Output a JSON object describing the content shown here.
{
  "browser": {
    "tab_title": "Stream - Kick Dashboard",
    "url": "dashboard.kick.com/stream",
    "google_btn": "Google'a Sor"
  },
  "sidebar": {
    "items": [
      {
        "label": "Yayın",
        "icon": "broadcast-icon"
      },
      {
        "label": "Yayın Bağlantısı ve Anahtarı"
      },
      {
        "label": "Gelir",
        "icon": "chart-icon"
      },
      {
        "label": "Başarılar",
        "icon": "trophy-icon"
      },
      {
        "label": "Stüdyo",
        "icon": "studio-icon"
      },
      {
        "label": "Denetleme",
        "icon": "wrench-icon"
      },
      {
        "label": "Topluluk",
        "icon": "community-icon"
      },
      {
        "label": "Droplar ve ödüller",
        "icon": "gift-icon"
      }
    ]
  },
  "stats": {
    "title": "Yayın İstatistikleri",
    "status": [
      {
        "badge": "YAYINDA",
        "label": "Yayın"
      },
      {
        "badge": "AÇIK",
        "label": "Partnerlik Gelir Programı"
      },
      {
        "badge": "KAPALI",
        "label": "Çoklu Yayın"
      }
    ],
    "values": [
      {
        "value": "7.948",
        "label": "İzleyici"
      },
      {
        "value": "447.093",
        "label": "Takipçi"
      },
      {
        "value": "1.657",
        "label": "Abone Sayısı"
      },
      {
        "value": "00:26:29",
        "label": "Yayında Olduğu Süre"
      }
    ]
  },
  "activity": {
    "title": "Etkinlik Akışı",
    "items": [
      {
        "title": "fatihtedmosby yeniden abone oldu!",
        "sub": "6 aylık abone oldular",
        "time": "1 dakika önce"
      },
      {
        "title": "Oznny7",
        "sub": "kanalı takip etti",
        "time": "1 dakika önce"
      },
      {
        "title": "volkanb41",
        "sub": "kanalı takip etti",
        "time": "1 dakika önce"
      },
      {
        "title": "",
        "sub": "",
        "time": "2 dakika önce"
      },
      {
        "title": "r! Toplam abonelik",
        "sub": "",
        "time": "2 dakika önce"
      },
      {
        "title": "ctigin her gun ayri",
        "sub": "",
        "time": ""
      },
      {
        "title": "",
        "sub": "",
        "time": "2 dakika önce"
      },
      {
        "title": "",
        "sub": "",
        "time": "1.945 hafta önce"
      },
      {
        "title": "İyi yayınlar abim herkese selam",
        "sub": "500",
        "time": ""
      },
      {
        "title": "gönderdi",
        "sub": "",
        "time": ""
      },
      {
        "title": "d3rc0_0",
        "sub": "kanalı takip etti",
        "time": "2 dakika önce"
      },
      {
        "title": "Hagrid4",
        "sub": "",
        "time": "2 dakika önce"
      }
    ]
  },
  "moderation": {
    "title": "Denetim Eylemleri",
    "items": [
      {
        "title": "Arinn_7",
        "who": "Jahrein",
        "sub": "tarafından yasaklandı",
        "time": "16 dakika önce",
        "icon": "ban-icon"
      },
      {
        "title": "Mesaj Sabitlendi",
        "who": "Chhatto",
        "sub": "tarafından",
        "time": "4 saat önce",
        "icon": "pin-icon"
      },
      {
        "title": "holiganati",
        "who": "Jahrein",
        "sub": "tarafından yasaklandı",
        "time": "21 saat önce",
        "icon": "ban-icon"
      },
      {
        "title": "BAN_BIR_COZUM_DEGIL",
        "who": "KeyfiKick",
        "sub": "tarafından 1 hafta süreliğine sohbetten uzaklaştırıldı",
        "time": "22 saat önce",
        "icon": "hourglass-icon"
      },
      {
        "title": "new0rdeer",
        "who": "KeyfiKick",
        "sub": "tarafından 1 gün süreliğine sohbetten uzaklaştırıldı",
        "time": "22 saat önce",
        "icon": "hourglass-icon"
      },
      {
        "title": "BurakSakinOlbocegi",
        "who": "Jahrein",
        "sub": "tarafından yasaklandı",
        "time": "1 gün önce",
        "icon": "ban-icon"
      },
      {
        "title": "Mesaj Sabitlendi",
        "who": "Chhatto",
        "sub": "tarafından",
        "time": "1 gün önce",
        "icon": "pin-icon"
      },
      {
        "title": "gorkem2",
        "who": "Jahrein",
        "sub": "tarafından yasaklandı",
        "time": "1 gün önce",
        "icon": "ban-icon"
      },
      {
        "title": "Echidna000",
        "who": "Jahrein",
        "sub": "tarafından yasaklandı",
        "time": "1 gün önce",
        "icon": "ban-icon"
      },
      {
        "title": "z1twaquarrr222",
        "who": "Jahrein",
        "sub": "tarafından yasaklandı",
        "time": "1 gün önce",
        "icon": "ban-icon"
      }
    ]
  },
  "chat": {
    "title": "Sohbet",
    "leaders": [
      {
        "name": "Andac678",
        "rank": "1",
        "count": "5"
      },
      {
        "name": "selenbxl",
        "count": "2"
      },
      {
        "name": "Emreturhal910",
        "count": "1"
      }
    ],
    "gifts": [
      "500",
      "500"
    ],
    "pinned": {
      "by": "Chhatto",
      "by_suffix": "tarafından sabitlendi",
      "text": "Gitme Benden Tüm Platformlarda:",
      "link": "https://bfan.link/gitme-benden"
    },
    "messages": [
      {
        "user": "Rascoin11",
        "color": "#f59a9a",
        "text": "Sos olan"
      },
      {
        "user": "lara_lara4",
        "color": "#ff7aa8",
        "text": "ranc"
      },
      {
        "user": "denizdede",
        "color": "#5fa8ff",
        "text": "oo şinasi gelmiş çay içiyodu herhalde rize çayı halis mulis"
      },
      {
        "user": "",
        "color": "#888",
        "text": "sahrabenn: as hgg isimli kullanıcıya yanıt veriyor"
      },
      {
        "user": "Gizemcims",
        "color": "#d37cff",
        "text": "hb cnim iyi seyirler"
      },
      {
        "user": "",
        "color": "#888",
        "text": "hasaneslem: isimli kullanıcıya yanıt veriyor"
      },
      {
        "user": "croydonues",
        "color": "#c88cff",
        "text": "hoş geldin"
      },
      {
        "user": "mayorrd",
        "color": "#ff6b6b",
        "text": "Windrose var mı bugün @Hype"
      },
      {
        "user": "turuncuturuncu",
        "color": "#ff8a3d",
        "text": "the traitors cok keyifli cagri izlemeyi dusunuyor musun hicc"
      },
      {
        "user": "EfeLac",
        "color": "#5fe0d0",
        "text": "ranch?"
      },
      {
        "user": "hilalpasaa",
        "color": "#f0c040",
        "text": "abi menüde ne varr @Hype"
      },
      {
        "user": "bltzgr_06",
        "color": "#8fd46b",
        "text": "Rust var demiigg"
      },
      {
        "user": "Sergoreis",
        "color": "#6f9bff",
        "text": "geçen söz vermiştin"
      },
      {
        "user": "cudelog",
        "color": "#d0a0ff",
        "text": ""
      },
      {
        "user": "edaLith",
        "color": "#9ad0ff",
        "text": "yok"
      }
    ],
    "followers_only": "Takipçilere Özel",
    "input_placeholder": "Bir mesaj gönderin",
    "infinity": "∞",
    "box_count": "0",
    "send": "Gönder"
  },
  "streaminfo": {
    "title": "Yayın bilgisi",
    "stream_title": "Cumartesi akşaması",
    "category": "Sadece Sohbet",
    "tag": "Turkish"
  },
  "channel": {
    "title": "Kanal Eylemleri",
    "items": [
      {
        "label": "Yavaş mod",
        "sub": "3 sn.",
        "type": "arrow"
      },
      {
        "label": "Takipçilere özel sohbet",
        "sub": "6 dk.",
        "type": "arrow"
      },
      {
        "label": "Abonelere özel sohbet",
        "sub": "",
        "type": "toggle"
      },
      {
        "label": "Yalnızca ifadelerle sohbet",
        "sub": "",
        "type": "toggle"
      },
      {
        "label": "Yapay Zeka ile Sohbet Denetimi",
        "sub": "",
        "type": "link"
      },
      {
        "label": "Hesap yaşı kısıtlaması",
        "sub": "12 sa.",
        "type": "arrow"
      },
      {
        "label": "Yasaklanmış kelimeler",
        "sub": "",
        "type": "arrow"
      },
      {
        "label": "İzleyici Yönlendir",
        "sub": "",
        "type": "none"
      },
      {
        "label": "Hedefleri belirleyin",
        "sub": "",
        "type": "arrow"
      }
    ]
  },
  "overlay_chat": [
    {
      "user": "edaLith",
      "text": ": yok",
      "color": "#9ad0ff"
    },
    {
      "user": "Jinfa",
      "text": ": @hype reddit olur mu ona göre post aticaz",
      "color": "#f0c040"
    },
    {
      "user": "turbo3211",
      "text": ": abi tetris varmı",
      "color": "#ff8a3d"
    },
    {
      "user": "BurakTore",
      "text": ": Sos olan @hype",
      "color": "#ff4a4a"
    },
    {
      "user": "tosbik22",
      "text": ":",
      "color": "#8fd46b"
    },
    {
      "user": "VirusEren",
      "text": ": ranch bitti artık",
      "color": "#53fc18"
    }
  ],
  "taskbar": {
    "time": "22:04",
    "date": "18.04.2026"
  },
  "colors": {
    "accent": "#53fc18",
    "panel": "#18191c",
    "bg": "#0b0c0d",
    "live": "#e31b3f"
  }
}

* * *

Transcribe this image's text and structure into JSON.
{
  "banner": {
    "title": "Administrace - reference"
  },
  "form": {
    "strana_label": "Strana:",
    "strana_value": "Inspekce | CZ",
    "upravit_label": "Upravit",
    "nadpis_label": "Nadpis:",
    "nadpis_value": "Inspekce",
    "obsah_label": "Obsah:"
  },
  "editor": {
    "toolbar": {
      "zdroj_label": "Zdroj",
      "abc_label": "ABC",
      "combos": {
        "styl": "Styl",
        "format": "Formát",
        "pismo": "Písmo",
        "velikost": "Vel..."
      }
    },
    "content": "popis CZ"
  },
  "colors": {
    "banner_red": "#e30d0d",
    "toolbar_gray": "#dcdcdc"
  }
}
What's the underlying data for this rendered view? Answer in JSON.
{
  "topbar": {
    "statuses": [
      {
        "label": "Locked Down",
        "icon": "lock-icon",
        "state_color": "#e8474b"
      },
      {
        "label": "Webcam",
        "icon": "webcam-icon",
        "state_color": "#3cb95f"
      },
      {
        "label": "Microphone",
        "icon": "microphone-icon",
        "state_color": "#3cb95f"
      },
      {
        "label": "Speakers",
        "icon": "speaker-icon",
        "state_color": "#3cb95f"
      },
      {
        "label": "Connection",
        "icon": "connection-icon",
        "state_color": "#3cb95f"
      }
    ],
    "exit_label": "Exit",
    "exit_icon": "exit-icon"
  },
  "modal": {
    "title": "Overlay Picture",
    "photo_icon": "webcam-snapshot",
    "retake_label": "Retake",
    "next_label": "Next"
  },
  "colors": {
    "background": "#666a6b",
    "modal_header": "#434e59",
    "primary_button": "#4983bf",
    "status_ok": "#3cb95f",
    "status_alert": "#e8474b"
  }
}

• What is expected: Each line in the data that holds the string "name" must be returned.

• Response to the exercise:
        "name": "Andac678",
        "name": "selenbxl",
        "name": "Emreturhal910",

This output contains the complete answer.